of Leipzig and has a Doctor of Laws meeting next Wednesday afternoon
j of the American Association of University Women. Dean Blandlng left degree from four colleges in the at 4 o'clock in room 211 in McVey
Lexington Monday, April 8.
K. E. A.
Bernice Byland Is
Dr. Judd to Address
APPROVED BY BOARD
New Building to Be Located
North of Chemistry and
The third quarterly meeting of
the University board of trustees was
held Tuesday morning at 11:30
o'clock in President McVey's office.
Fifteen members of the board were
The first move made was to examine and pass on the annual budget for the University for next year.
The statement of expenditures of
the University was presented by the
president and faculty to the board.
In the second action the board
authorized the University to start
the construction of the Library
University officials are
going to advertise for bids for the
construction work, and they are expected to be received by the board
at the next quarterly meeting.
The third action was the routine
appointments in which Mrs. P. KT.
Holmes was appointed assistant
dean of women.
The library is a long deferred
ambition of the University necessitated by the Increase and number
of volumes In the library and the
growth of the student attendance.
In many older institutions there are
three stages of development In li
brary buildings. The first building
soon becomes too small, the second
(Continued on Page Eight)
Debate Try-ouBe Held Thursday
In McVey Hall
will be held next
Debate try-ou- ts
Thursday at 7:30 o'clock in the lecture room of McVey hall, and approximately twelve members of the
squad who will serve all next year
will be selected. No special prep- ration is necessary to participate In
this debate which is purely extemporaneous.
Indications will also be made at
this time as to who will be on the
Cambridge international debate to
be held the first week in December.
Women and freshmen are especially
urged to come out for next year's
team. There will be five faculty

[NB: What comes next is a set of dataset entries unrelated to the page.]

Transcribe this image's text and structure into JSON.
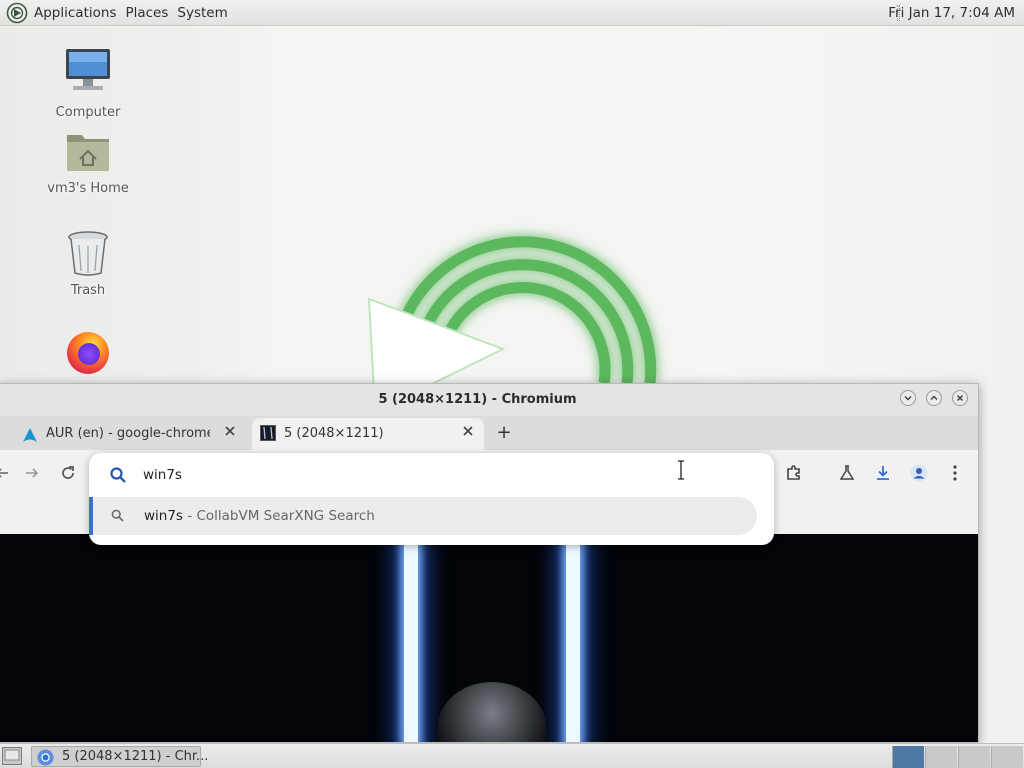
{
  "top_panel": {
    "menus": [
      "Applications",
      "Places",
      "System"
    ],
    "clock": "Fri Jan 17,  7:04 AM"
  },
  "desktop_icons": [
    {
      "label": "Computer",
      "icon": "computer-icon"
    },
    {
      "label": "vm3's Home",
      "icon": "home-folder-icon"
    },
    {
      "label": "Trash",
      "icon": "trash-icon"
    },
    {
      "label": "",
      "icon": "firefox-icon"
    }
  ],
  "browser": {
    "title": "5 (2048×1211) - Chromium",
    "tabs": [
      {
        "label": "AUR (en) - google-chrome-d",
        "favicon": "arch-icon",
        "active": false
      },
      {
        "label": "5 (2048×1211)",
        "favicon": "image-icon",
        "active": true
      }
    ],
    "new_tab": "+",
    "window_controls": [
      "minimize",
      "maximize",
      "close"
    ]
  },
  "omnibox": {
    "value": "win7s",
    "suggestion_query": "win7s",
    "suggestion_source": " - CollabVM SearXNG Search"
  },
  "taskbar": {
    "tasks": [
      {
        "label": "5 (2048×1211) - Chr...",
        "icon": "chromium-icon"
      }
    ],
    "workspaces": 4
  },
  "colors": {
    "accent": "#3b6fd0",
    "wallpaper_logo": "#5cb85c",
    "workspace_active": "#4f78a6"
  }
}
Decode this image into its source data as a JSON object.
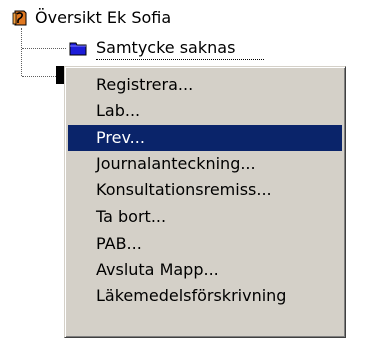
{
  "tree": {
    "root": {
      "label": "Översikt Ek Sofia",
      "icon": "patient-record-icon"
    },
    "child": {
      "label": "Samtycke saknas",
      "icon": "folder-icon"
    }
  },
  "context_menu": {
    "items": [
      {
        "label": "Registrera..."
      },
      {
        "label": "Lab..."
      },
      {
        "label": "Prev..."
      },
      {
        "label": "Journalanteckning..."
      },
      {
        "label": "Konsultationsremiss..."
      },
      {
        "label": "Ta bort..."
      },
      {
        "label": "PAB..."
      },
      {
        "label": "Avsluta Mapp..."
      },
      {
        "label": "Läkemedelsförskrivning"
      }
    ],
    "highlighted_index": 2
  },
  "colors": {
    "menu_background": "#d4d0c8",
    "highlight": "#0a246a",
    "folder": "#1c1cd8"
  }
}
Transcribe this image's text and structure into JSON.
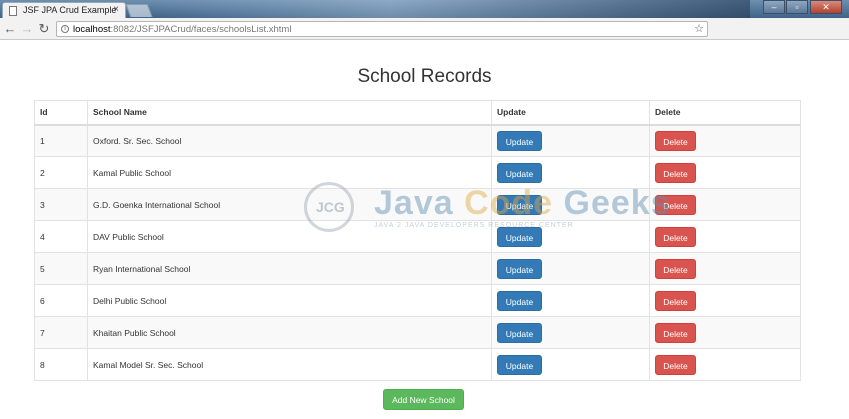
{
  "browser": {
    "tab_title": "JSF JPA Crud Example",
    "tab_close": "×",
    "url_host": "localhost",
    "url_rest": ":8082/JSFJPACrud/faces/schoolsList.xhtml"
  },
  "icons": {
    "back": "arrow-left-icon",
    "forward": "arrow-right-icon",
    "reload": "reload-icon",
    "star": "star-icon",
    "page": "page-icon"
  },
  "page": {
    "title": "School Records",
    "add_button": "Add New School"
  },
  "table": {
    "headers": [
      "Id",
      "School Name",
      "Update",
      "Delete"
    ],
    "rows": [
      {
        "id": "1",
        "name": "Oxford. Sr. Sec. School",
        "update": "Update",
        "delete": "Delete"
      },
      {
        "id": "2",
        "name": "Kamal Public School",
        "update": "Update",
        "delete": "Delete"
      },
      {
        "id": "3",
        "name": "G.D. Goenka International School",
        "update": "Update",
        "delete": "Delete"
      },
      {
        "id": "4",
        "name": "DAV Public School",
        "update": "Update",
        "delete": "Delete"
      },
      {
        "id": "5",
        "name": "Ryan International School",
        "update": "Update",
        "delete": "Delete"
      },
      {
        "id": "6",
        "name": "Delhi Public School",
        "update": "Update",
        "delete": "Delete"
      },
      {
        "id": "7",
        "name": "Khaitan Public School",
        "update": "Update",
        "delete": "Delete"
      },
      {
        "id": "8",
        "name": "Kamal Model Sr. Sec. School",
        "update": "Update",
        "delete": "Delete"
      }
    ]
  },
  "watermark": {
    "emblem": "JCG",
    "name_part1": "Java ",
    "name_part2": "Code ",
    "name_part3": "Geeks",
    "tagline": "JAVA 2 JAVA DEVELOPERS RESOURCE CENTER"
  },
  "colors": {
    "update_button": "#337ab7",
    "delete_button": "#d9534f",
    "add_button": "#5cb85c"
  }
}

members to Judge the debate
The contestants will be given mimeograph copies of the subjects and
they will be given, time to prepare
and choose their sides.

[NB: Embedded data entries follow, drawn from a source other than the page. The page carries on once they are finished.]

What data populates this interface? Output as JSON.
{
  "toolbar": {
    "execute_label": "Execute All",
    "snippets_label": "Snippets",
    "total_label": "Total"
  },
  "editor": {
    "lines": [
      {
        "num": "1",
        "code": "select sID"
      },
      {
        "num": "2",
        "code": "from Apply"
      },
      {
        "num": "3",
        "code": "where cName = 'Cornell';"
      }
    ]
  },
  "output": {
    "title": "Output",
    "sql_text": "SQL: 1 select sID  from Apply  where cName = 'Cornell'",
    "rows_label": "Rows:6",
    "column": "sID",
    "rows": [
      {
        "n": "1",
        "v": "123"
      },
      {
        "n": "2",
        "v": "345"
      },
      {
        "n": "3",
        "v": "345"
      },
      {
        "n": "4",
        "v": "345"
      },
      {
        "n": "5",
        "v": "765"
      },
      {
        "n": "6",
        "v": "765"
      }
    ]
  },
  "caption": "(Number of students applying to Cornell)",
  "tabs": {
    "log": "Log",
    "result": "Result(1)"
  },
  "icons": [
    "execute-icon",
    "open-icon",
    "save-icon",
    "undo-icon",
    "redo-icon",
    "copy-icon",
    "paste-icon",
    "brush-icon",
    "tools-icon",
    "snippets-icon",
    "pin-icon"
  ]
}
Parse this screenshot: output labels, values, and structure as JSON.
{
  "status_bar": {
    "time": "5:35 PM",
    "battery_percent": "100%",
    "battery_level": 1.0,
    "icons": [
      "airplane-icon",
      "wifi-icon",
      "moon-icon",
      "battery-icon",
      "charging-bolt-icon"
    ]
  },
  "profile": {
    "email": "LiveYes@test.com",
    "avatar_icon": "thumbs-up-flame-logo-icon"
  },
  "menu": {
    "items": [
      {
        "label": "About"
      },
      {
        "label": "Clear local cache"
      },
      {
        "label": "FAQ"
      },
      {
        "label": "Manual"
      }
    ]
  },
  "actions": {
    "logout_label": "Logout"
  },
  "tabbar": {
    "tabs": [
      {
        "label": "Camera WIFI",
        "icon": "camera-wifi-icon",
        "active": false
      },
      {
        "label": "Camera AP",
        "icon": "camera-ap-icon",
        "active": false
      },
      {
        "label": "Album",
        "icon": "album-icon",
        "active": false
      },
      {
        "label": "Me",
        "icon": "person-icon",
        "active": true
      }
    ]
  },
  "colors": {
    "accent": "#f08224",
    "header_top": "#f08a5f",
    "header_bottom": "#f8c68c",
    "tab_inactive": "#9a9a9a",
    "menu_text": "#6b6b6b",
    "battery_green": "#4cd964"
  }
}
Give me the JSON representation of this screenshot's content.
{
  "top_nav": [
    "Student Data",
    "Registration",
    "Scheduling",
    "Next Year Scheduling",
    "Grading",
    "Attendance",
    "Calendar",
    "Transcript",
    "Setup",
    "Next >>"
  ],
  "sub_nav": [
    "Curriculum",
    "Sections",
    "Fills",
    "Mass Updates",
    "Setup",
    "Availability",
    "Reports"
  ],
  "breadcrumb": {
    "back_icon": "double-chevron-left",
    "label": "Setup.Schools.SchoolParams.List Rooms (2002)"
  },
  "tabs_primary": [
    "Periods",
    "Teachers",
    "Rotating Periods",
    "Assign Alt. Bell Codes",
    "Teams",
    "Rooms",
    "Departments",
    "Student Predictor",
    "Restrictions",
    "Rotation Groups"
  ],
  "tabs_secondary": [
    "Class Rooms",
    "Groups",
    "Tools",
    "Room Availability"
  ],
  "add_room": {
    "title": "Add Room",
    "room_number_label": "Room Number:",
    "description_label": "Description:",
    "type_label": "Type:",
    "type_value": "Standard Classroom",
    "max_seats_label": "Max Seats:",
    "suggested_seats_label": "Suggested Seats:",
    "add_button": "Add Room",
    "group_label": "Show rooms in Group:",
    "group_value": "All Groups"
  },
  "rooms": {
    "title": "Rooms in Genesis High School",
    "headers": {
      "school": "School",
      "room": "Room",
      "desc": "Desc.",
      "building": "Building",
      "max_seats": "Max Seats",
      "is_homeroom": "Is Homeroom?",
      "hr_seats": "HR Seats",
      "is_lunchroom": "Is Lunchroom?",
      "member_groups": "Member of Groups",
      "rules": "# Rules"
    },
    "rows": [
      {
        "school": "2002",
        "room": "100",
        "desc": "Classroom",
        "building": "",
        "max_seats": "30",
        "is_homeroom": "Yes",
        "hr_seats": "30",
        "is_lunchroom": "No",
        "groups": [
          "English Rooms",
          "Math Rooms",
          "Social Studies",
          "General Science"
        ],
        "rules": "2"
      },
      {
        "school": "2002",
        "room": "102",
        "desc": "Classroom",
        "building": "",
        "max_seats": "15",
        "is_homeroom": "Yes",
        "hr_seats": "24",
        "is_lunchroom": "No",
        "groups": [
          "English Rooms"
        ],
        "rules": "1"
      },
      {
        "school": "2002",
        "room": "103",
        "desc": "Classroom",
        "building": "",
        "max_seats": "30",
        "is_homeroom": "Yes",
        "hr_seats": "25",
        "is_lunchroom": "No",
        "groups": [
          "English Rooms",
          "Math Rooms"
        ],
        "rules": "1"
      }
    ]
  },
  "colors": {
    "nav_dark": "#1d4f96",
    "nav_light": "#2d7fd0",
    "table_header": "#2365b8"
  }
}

PREPARE YOUR FLOATS
Students in charee of the floats
for the May Day parade have re
quested that an iraierniues ana sororities desiring to be represented
in the parade by a float, begin preparations for the floats immediately.

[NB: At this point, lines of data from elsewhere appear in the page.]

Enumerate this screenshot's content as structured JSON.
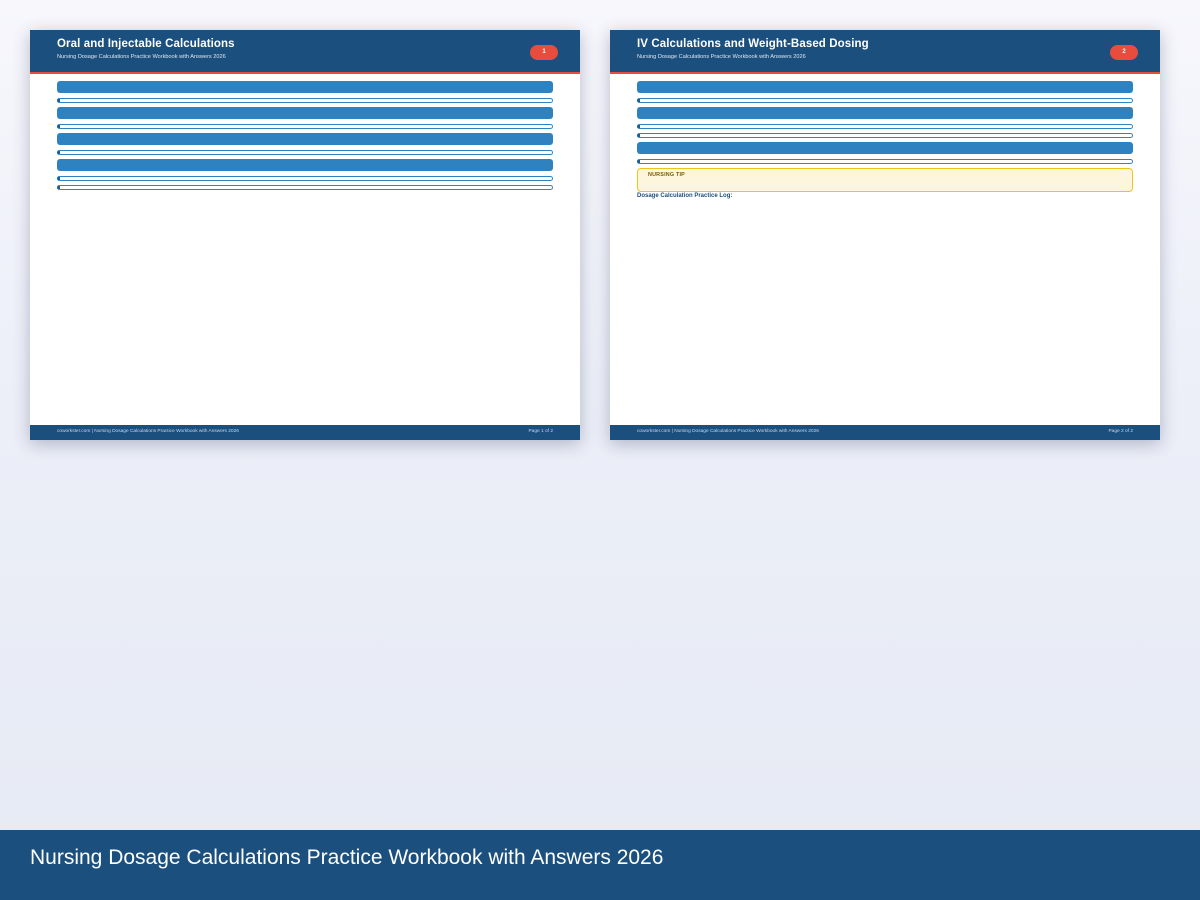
{
  "pages": [
    {
      "title": "Oral and Injectable Calculations",
      "subtitle": "Nursing Dosage Calculations Practice Workbook with Answers 2026",
      "badge": "1",
      "footer_text": "coworkster.com | Nursing Dosage Calculations Practice Workbook with Answers 2026",
      "footer_page": "Page 1 of 2"
    },
    {
      "title": "IV Calculations and Weight-Based Dosing",
      "subtitle": "Nursing Dosage Calculations Practice Workbook with Answers 2026",
      "badge": "2",
      "tip_label": "NURSING TIP",
      "log_heading": "Dosage Calculation Practice Log:",
      "footer_text": "coworkster.com | Nursing Dosage Calculations Practice Workbook with Answers 2026",
      "footer_page": "Page 2 of 2"
    }
  ],
  "banner": {
    "title": "Nursing Dosage Calculations Practice Workbook with Answers 2026"
  },
  "colors": {
    "header": "#1b4f7e",
    "accent_red": "#e74c3c",
    "bar_blue": "#2e82c0",
    "tip_fill": "#fdf6dc",
    "tip_border": "#f0c419"
  }
}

Phi Delta Kappa
Elects New Officers
F. Galloway Elected President of Educational
O. F. Galloway was elected president of Alpha Nu chapter of Phi
Delta Kappa, national professional
educational fraternity, at the annual
election and initiation exercises of
the group held Monday evening,
April 17, in the College of Education
The other officers elected were:
H. C. Burnett, vice president; Louis
Clifton, secretary; J. L. Legett,
treasurer, and Prof. Dale Russell,
On Monday evening at 6 o'clock
a dinner was given at the University Commons in honor of the new
ly initiated members. A number of
visitors from other chapters were
present at the dinner. All retired
to the Education building where the
thirteen candidates were initiated.
J. S. Mitchell, J. W. Camack, Lewis
Clifton and H. C. Burnett, last
year's officers of Phi Delta Kappa,
assisted In the initiatory ceremonies.
Those initiated were Grover
Gregory, Hugh Calkins, H. J. Her-ve- y,
Paul Gerrett, H. H. Groves, A.
Larson, George Moore, A. Lawrence,
H. Babb, Deloes Nooe, B. Wiley, L.
Taylor and W. Shelton.
Golf Team Planned
Tourney to Choose U. K.
'Pasture Pool' Squad to
Be Held Monday
medal play golf
tournament for University men
start Monday, April 22, to be
played on either the Lexington
Country Club or Plcadomo courses. Entries must have their
names in and entrance fee of $2
each paid by Sunday, April 21,
12 o'clock midnight. Names and
money will be received by "Daddy" Boles, athletic office; Kenneth Laramee, Sigma Beta Xi
house, or J. H. Calloway, A. T. O.